(Beginning of ENTRIES SUPPLIED)

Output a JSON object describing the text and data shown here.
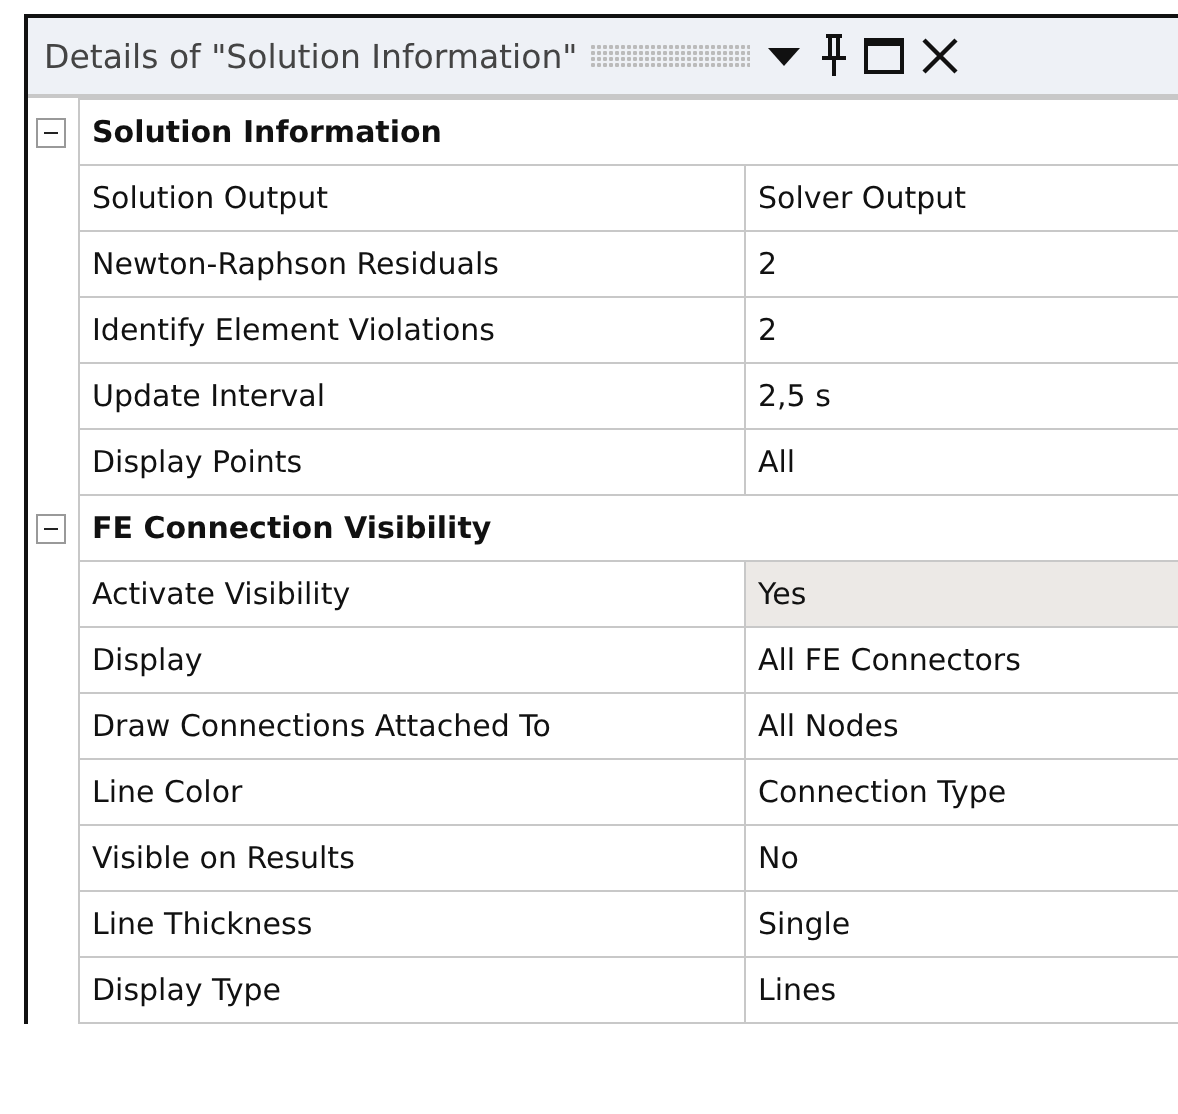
{
  "panel": {
    "title": "Details of \"Solution Information\""
  },
  "groups": [
    {
      "title": "Solution Information",
      "expanded": true,
      "rows": [
        {
          "name": "Solution Output",
          "value": "Solver Output",
          "highlighted": false
        },
        {
          "name": "Newton-Raphson Residuals",
          "value": "2",
          "highlighted": false
        },
        {
          "name": "Identify Element Violations",
          "value": "2",
          "highlighted": false
        },
        {
          "name": "Update Interval",
          "value": "2,5 s",
          "highlighted": false
        },
        {
          "name": "Display Points",
          "value": "All",
          "highlighted": false
        }
      ]
    },
    {
      "title": "FE Connection Visibility",
      "expanded": true,
      "rows": [
        {
          "name": "Activate Visibility",
          "value": "Yes",
          "highlighted": true
        },
        {
          "name": "Display",
          "value": "All FE Connectors",
          "highlighted": false
        },
        {
          "name": "Draw Connections Attached To",
          "value": "All Nodes",
          "highlighted": false
        },
        {
          "name": "Line Color",
          "value": "Connection Type",
          "highlighted": false
        },
        {
          "name": "Visible on Results",
          "value": "No",
          "highlighted": false
        },
        {
          "name": "Line Thickness",
          "value": "Single",
          "highlighted": false
        },
        {
          "name": "Display Type",
          "value": "Lines",
          "highlighted": false
        }
      ]
    }
  ]
}
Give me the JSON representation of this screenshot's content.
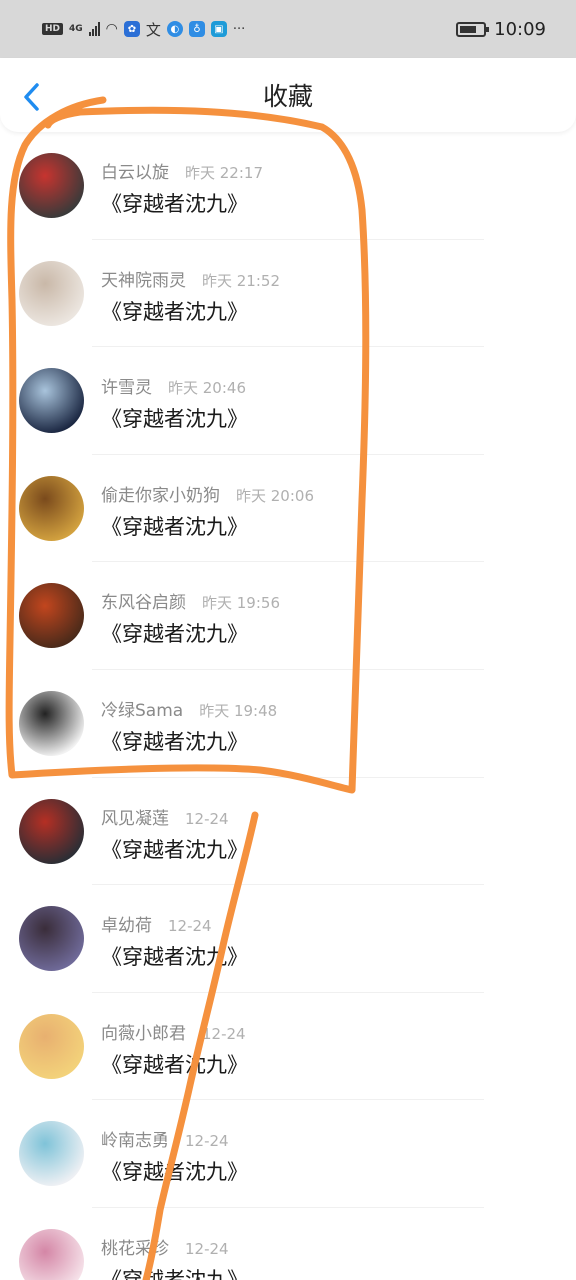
{
  "status_bar": {
    "network": "4G",
    "hd": "HD",
    "time": "10:09",
    "more": "···"
  },
  "header": {
    "title": "收藏"
  },
  "icons": {
    "back": "chevron-left-icon",
    "accent_color": "#1f8cf0",
    "annotation_color": "#f5913e"
  },
  "items": [
    {
      "name": "白云以旋",
      "time": "昨天 22:17",
      "content": "《穿越者沈九》",
      "avatar_colors": [
        "#3a3a3a",
        "#c7342f"
      ]
    },
    {
      "name": "天神院雨灵",
      "time": "昨天 21:52",
      "content": "《穿越者沈九》",
      "avatar_colors": [
        "#ece6e0",
        "#c9b8a8"
      ]
    },
    {
      "name": "许雪灵",
      "time": "昨天 20:46",
      "content": "《穿越者沈九》",
      "avatar_colors": [
        "#1b2742",
        "#a9c4dc"
      ]
    },
    {
      "name": "偷走你家小奶狗",
      "time": "昨天 20:06",
      "content": "《穿越者沈九》",
      "avatar_colors": [
        "#d3a23f",
        "#7a4a1c"
      ]
    },
    {
      "name": "东风谷启颜",
      "time": "昨天 19:56",
      "content": "《穿越者沈九》",
      "avatar_colors": [
        "#4a2a1a",
        "#c2461e"
      ]
    },
    {
      "name": "冷绿Sama",
      "time": "昨天 19:48",
      "content": "《穿越者沈九》",
      "avatar_colors": [
        "#f2f2f2",
        "#222222"
      ]
    },
    {
      "name": "风见凝莲",
      "time": "12-24",
      "content": "《穿越者沈九》",
      "avatar_colors": [
        "#2b2e35",
        "#b52f24"
      ]
    },
    {
      "name": "卓幼荷",
      "time": "12-24",
      "content": "《穿越者沈九》",
      "avatar_colors": [
        "#6f6a99",
        "#3a2d3a"
      ]
    },
    {
      "name": "向薇小郎君",
      "time": "12-24",
      "content": "《穿越者沈九》",
      "avatar_colors": [
        "#f3d27a",
        "#e8b070"
      ]
    },
    {
      "name": "岭南志勇",
      "time": "12-24",
      "content": "《穿越者沈九》",
      "avatar_colors": [
        "#eef0f4",
        "#7fc3d8"
      ]
    },
    {
      "name": "桃花采珍",
      "time": "12-24",
      "content": "《穿越者沈九》",
      "avatar_colors": [
        "#f6e3ea",
        "#d486a6"
      ]
    }
  ]
}
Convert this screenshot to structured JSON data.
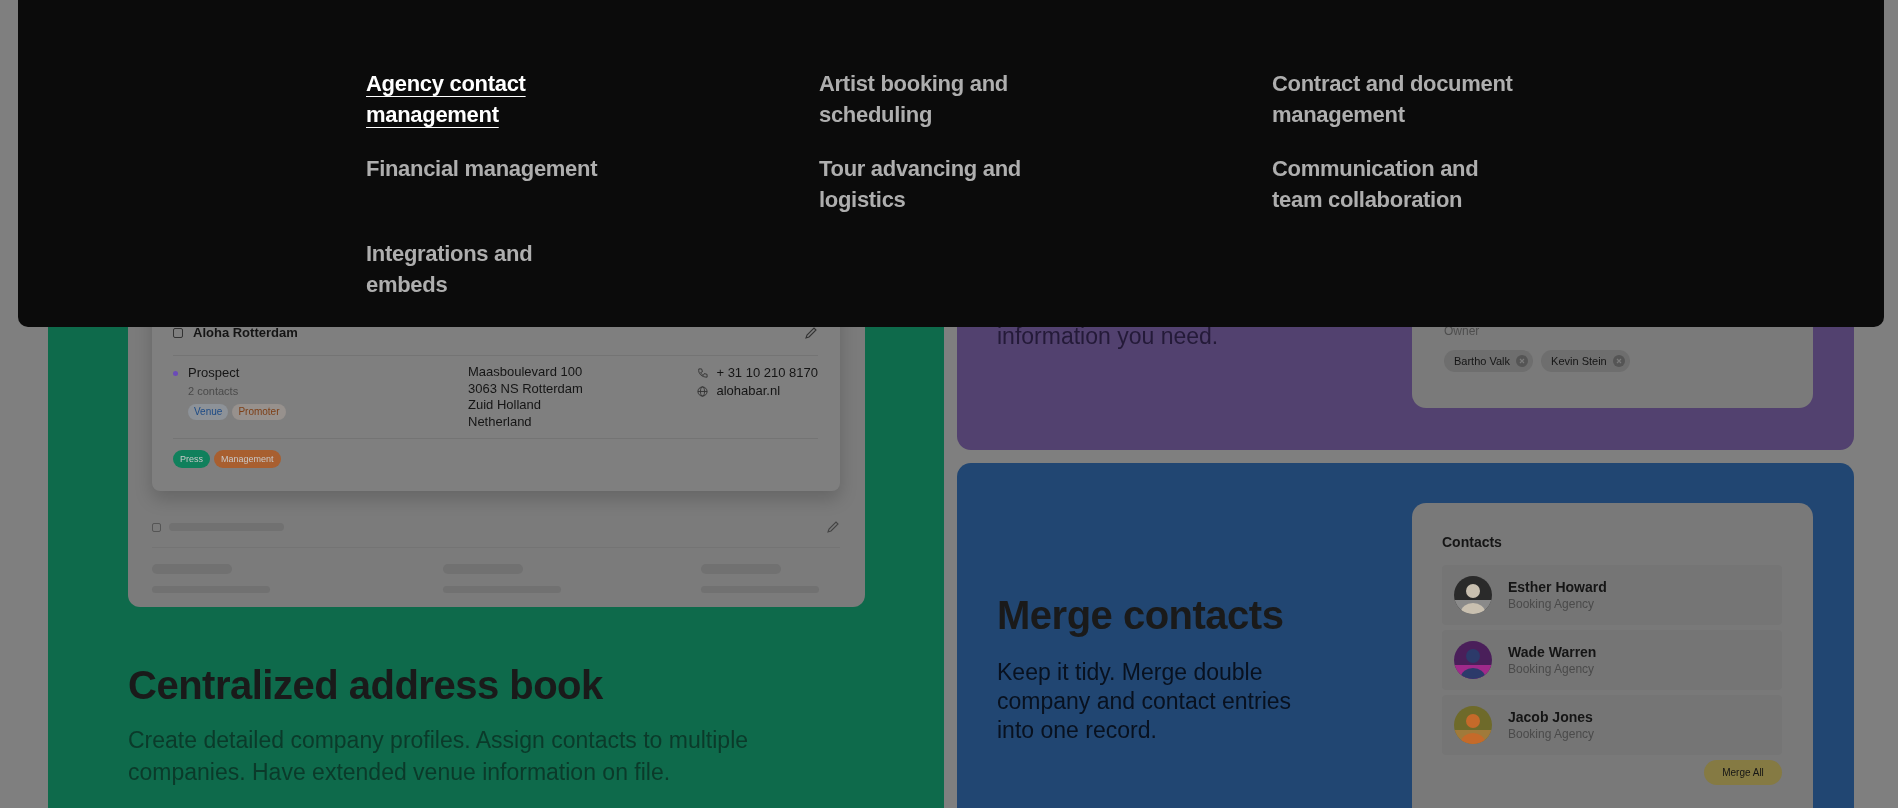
{
  "menu": {
    "items": [
      {
        "label": "Agency contact management",
        "selected": true
      },
      {
        "label": "Artist booking and scheduling",
        "selected": false
      },
      {
        "label": "Contract and document management",
        "selected": false
      },
      {
        "label": "Financial management",
        "selected": false
      },
      {
        "label": "Tour advancing and logistics",
        "selected": false
      },
      {
        "label": "Communication and team collaboration",
        "selected": false
      },
      {
        "label": "Integrations and embeds",
        "selected": false
      }
    ]
  },
  "address_book": {
    "record": {
      "checked": false,
      "company": "Aloha Rotterdam",
      "status": "Prospect",
      "contacts_count": "2 contacts",
      "tags": [
        {
          "label": "Venue",
          "color": "#1c4a85"
        },
        {
          "label": "Promoter",
          "color": "#7e3f16"
        }
      ],
      "address": [
        "Maasboulevard 100",
        "3063 NS Rotterdam",
        "Zuid Holland",
        "Netherland"
      ],
      "phone": "+ 31 10 210 8170",
      "website": "alohabar.nl",
      "groups": [
        {
          "label": "Press",
          "color": "#10805c"
        },
        {
          "label": "Management",
          "color": "#a85f30"
        }
      ]
    },
    "placeholder_row": {
      "checked": false
    },
    "title": "Centralized address book",
    "description": "Create detailed company profiles. Assign contacts to multiple companies. Have extended venue information on file."
  },
  "filter_panel": {
    "text": "information you need.",
    "owner_label": "Owner",
    "owners": [
      "Bartho Valk",
      "Kevin Stein"
    ]
  },
  "merge": {
    "title": "Merge contacts",
    "description": "Keep it tidy. Merge double company and contact entries into one record.",
    "panel_title": "Contacts",
    "contacts": [
      {
        "name": "Esther Howard",
        "company": "Booking Agency"
      },
      {
        "name": "Wade Warren",
        "company": "Booking Agency"
      },
      {
        "name": "Jacob Jones",
        "company": "Booking Agency"
      }
    ],
    "button": "Merge All"
  }
}
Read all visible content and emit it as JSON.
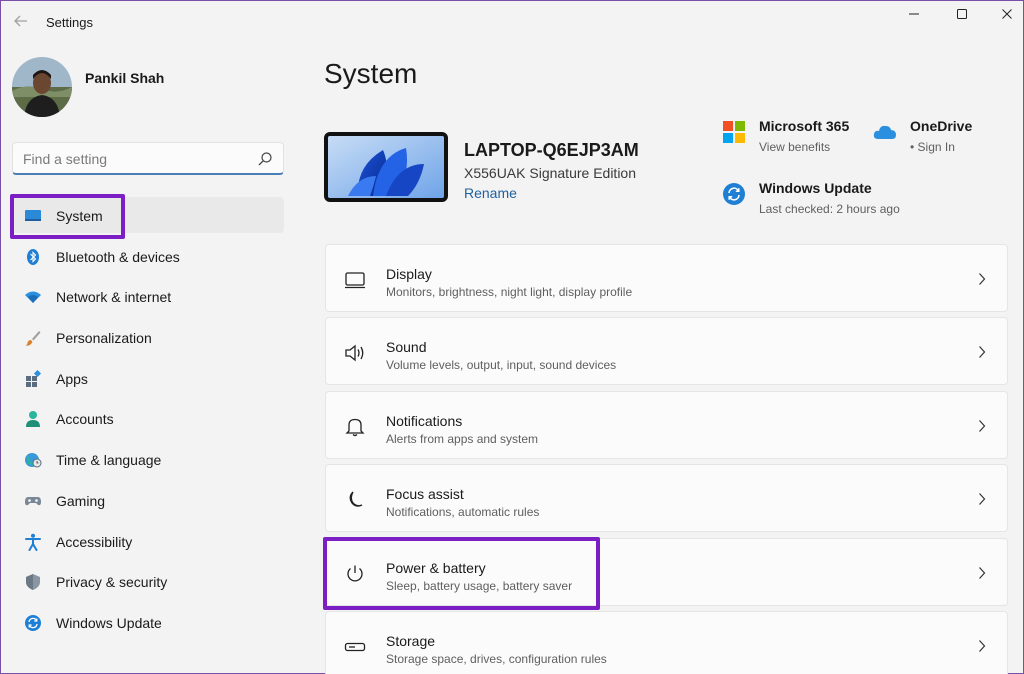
{
  "window": {
    "title": "Settings"
  },
  "profile": {
    "name": "Pankil Shah"
  },
  "search": {
    "placeholder": "Find a setting"
  },
  "sidebar": {
    "items": [
      {
        "label": "System",
        "icon": "display-icon"
      },
      {
        "label": "Bluetooth & devices",
        "icon": "bluetooth-icon"
      },
      {
        "label": "Network & internet",
        "icon": "wifi-icon"
      },
      {
        "label": "Personalization",
        "icon": "brush-icon"
      },
      {
        "label": "Apps",
        "icon": "apps-icon"
      },
      {
        "label": "Accounts",
        "icon": "person-icon"
      },
      {
        "label": "Time & language",
        "icon": "globe-clock-icon"
      },
      {
        "label": "Gaming",
        "icon": "gamepad-icon"
      },
      {
        "label": "Accessibility",
        "icon": "accessibility-icon"
      },
      {
        "label": "Privacy & security",
        "icon": "shield-icon"
      },
      {
        "label": "Windows Update",
        "icon": "update-icon"
      }
    ]
  },
  "main": {
    "title": "System",
    "device": {
      "name": "LAPTOP-Q6EJP3AM",
      "model": "X556UAK Signature Edition",
      "rename": "Rename"
    },
    "quick": {
      "microsoft365": {
        "title": "Microsoft 365",
        "sub": "View benefits"
      },
      "onedrive": {
        "title": "OneDrive",
        "sub": "• Sign In"
      },
      "update": {
        "title": "Windows Update",
        "sub": "Last checked: 2 hours ago"
      }
    },
    "cards": [
      {
        "title": "Display",
        "sub": "Monitors, brightness, night light, display profile",
        "icon": "monitor-icon"
      },
      {
        "title": "Sound",
        "sub": "Volume levels, output, input, sound devices",
        "icon": "speaker-icon"
      },
      {
        "title": "Notifications",
        "sub": "Alerts from apps and system",
        "icon": "bell-icon"
      },
      {
        "title": "Focus assist",
        "sub": "Notifications, automatic rules",
        "icon": "moon-icon"
      },
      {
        "title": "Power & battery",
        "sub": "Sleep, battery usage, battery saver",
        "icon": "power-icon"
      },
      {
        "title": "Storage",
        "sub": "Storage space, drives, configuration rules",
        "icon": "storage-icon"
      }
    ]
  },
  "colors": {
    "accent": "#0067c0",
    "highlight": "#7b1fc4",
    "link": "#1f5f9e"
  }
}
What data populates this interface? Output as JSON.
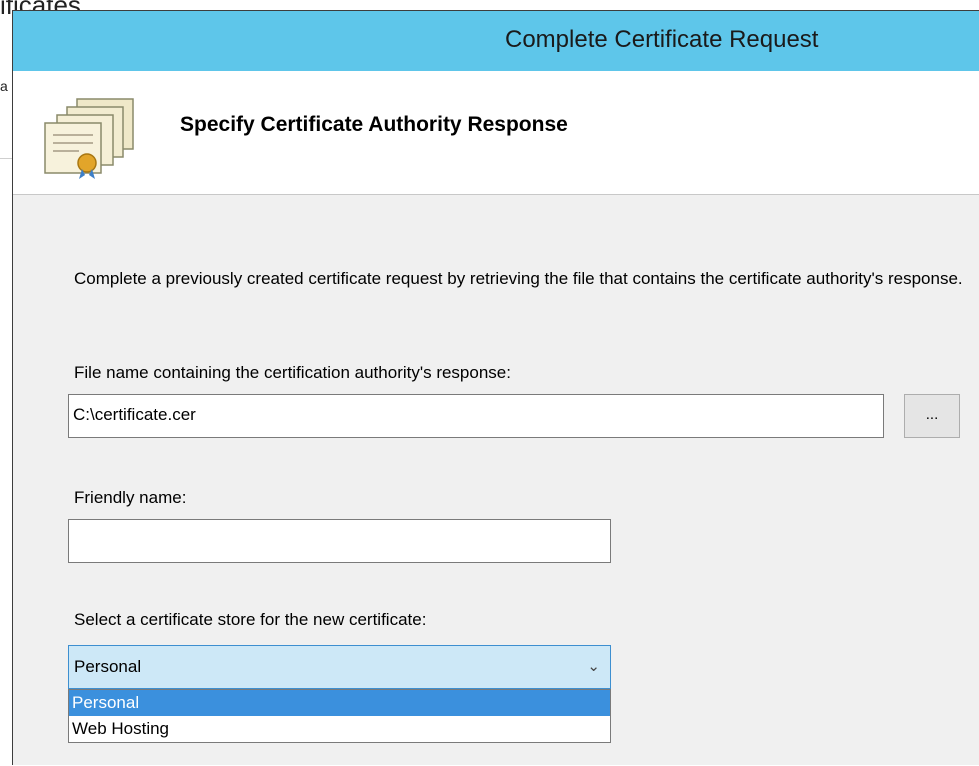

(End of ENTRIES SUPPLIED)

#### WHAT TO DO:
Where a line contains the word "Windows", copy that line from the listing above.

#### OUTPUT FOR THIS EXERCISE:
        "label": "Windows Update",
        "title": "Windows Update",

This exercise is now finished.